I just got back from a short vacation to Washington DC and then to Virginia. It gave me a chance to rest up and I got to see for the first time a lot of historical places in our country. I got to sit in the Supreme Court gallery although the court was not in session. I saw the Capital, the White House, and most of the monuments. The tour of Mt. Vernon was especially interesting. Arlington Cemetery put in perspective just how many people have given their lives for the freedoms we have.
I read a headline in the LA Times today on a story titled; THE TOUGHER WORKPLACE. The quote below it was by a lady named Lisa Weber who is an employee at National Envelope Company. She said, "It's not something I would wish on anybody.

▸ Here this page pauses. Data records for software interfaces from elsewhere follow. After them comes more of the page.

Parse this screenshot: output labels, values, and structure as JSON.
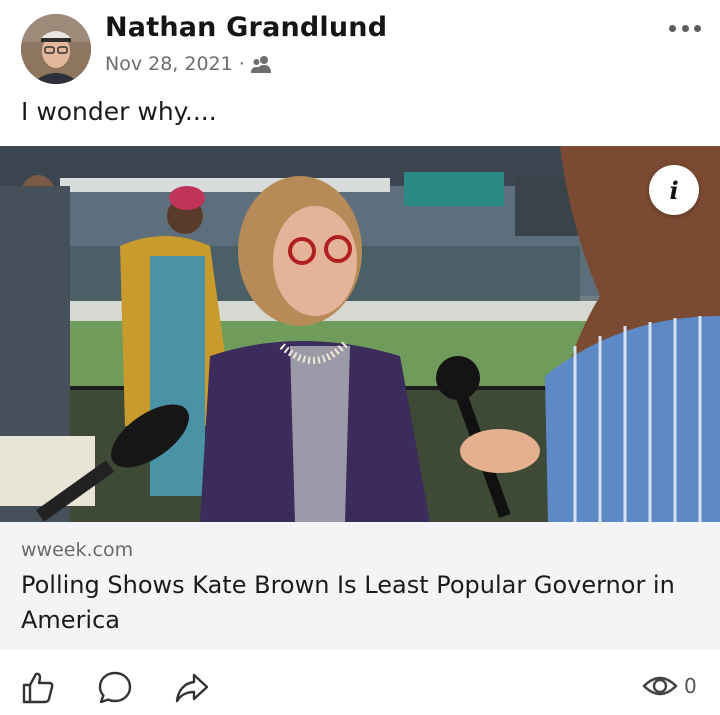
{
  "post": {
    "author_name": "Nathan Grandlund",
    "date": "Nov 28, 2021",
    "separator": "·",
    "audience_icon": "friends-icon",
    "text": "I wonder why...."
  },
  "link": {
    "domain": "wweek.com",
    "title": "Polling Shows Kate Brown Is Least Popular Governor in America",
    "info_label": "i"
  },
  "actions": {
    "like_icon": "thumbs-up-icon",
    "comment_icon": "comment-icon",
    "share_icon": "share-icon",
    "views_icon": "eye-icon",
    "view_count": "0"
  },
  "colors": {
    "text": "#1c1c1c",
    "meta": "#6d6d6d",
    "card_bg": "#f4f4f6"
  }
}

One of the great advantages of buying well located investment property is that in most areas it is fairly easy to find a competent professional management company to run your investment property. The usual fee for that is between 5-7% of the monthly gross of the property. For that fee you will literally be able to have the company handle all aspects of running your property and just send you a check and report every month. It doesn’t get much easier than that and the great news is you still retain 100% ownership of your property and you will be making all the major decisio
Investment real estate offers several different returns to a purchaser. As far as the IRS is concerned as long as you aren’t living in a property as your personal residence you can call it an investment property. The following is a list of those returns;
As in any investment, the availability of capital (that is, money) limits the size of your investment. The capital to purchase property traditionally comes from two sources: (1) the investor and (2) the lending market. The first source of capital is the investor. When property is purchased this capital is called the “down payment.” Down payments generally range from 10% to 30%. Therefore, the amount of money available to the investor limits the size of the property he can purchase.